The passage of the 2018 Farm Bill was certainly exciting. And, as aforementioned, the future for hemp is bright.

To recap the overall success that was 2018, hemp was finally alleviated from the Controlled Substances Act and assumed its rightful status as an agricultural commodity to be regulated by the USDA. One might recall, however, that while it has been removed from the purview of the DEA as an arguably illicit substance, hemp-derived cannabinoids remain unauthorized dietary ingredients per the Federal Food, Drug, and Cosmetic Act (FD&C Act) and section 351 of the Public Health Service Act. The Farm Bill didn’t wave a magic wand and suddenly render hemp-derived cannabinoids free and clear to add to cosmetics and foods.
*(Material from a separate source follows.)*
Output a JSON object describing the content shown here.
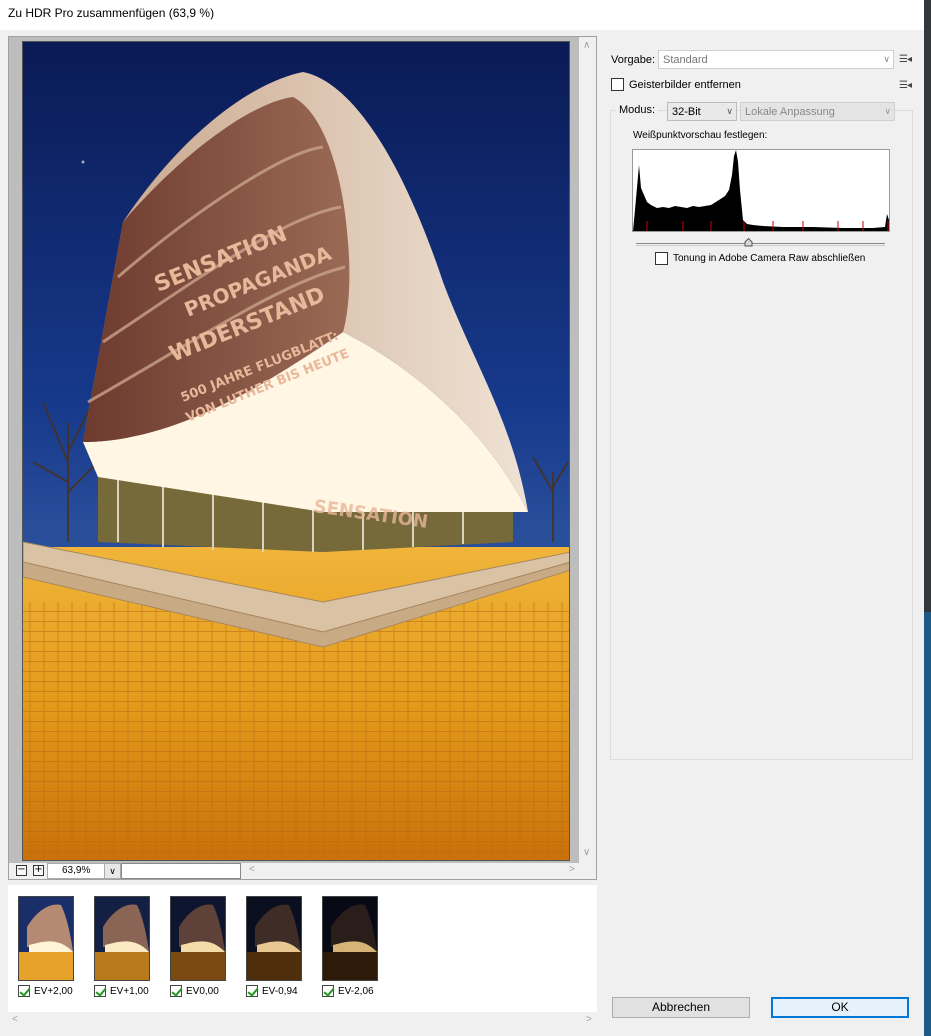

The FDA must take the appropriate measures to formulize federal classification of once-illicit substances.

Although hemp-derived CBD or full-spectrum hemp extract does not currently have federal authorization as dietary ingredients, the industry is optimistic the FDA will eventually come around. Days after the Farm Bill’s passage, the Commissioner of the FDA, Scott Gottlieb, came forward with an official statement admitting the “substantial public interest in traditional market hemp-derived cannabinoid products] and the clear interest of Congress in fostering the development of appropriate hemp products.” Expanding on this, Gottlieb updated the industry with the good news that the “[FDA] intends to hold a public meeting in the near future for stakeholders to share their experiences and challenges with these products, including information and views related to the safety of such products.”

Gottlieb’s statement reinforced that hemp-derived cannabinoid products did not magically get a new classification as an approved dietary ingredient with the new Agricultural Improvement Act. It’s also indicative of the FDA’s interest in resolving hemp-derived cannabinoid products in the traditional marketplace. Until we hear again from Gottlieb and the FDA as to when they plan on holding a hearing regarding hemp-derived cannabinoid products, we remain optimistic that hopefully, it is only a matter of time CBD products are approved as dietary ingredients and regulated as such.
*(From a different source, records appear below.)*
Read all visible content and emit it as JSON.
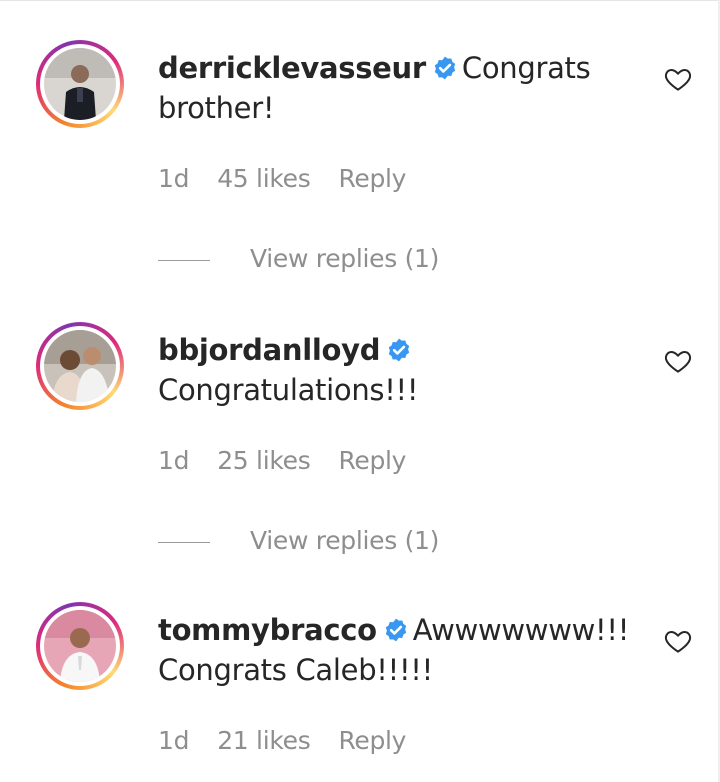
{
  "comments": [
    {
      "username": "derricklevasseur",
      "text_line1": "Congrats",
      "text_line2": "brother!",
      "time": "1d",
      "likes": "45 likes",
      "reply": "Reply",
      "view_replies": "View replies (1)"
    },
    {
      "username": "bbjordanlloyd",
      "text_line1": "",
      "text_line2": "Congratulations!!!",
      "time": "1d",
      "likes": "25 likes",
      "reply": "Reply",
      "view_replies": "View replies (1)"
    },
    {
      "username": "tommybracco",
      "text_line1": "Awwwwwww!!!",
      "text_line2": "Congrats Caleb!!!!!",
      "time": "1d",
      "likes": "21 likes",
      "reply": "Reply"
    }
  ],
  "colors": {
    "text": "#262626",
    "muted": "#8e8e8e",
    "verified_blue": "#3897f0"
  },
  "icons": {
    "verified": "verified-badge-icon",
    "like": "heart-outline-icon"
  }
}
In other news, AOAC International, the premier international association whose mission is to “advance food safety, food integrity, and public health, by bringing together members, organizations, and experts dedicated to developing and validating standards, methods and technologies of global relevance,” officially announced their new endeavor, the Cannabis Analytical Science Program (CASP). With the advent of cannabis legality via hemp, the ball has started rolling in regards to harmonization of lab testing and analytical standards. This is an important issue as, until now, analytics of hemp and hemp products have solely been subject to the whims of individual state regulation, creating disparity within the industry as to what is exactly tested for, which methods are used, and to what tolerance levels. Harmonization of the industry is crucial moving forward and this is a step in the right direction. By the end of January, we should hear from the AOAC as they organize their first advisory panels.

As we move forward in 2019, it is important to remember that hemp-derived products like those offered by Lazarus Naturals will continue to be made available. Although the FDA statement seems worrisome, it is actually just a reiteration of what was already known. The main differences between the pre-2018 Farm Bill era and now are that we have full legality of hemp at the federal level and the FDA has officially announced they are willing to work with stakeholders to make an educated decision on how to classify hemp-derived cannabinoid products moving forward. Before the 2018 Farm Bill passage, everyone operated under the pretense that they were schedule I substances.

Make sure to remain vigilant in the greater effort to legislate hemp and hemp products accordingly. Those in government depend on the input of their constituency to operate effectively as elected officials. If the people respond in favor of CBD and the market continues to thrive in a safe and quality manner, there is a greater chance hemp-based cannabinoid products will be regulated favorably across the nation. Hopefully, the trend of the world following America’s lead will then continue and we will see international acceptance before long. Until then, write to your representatives.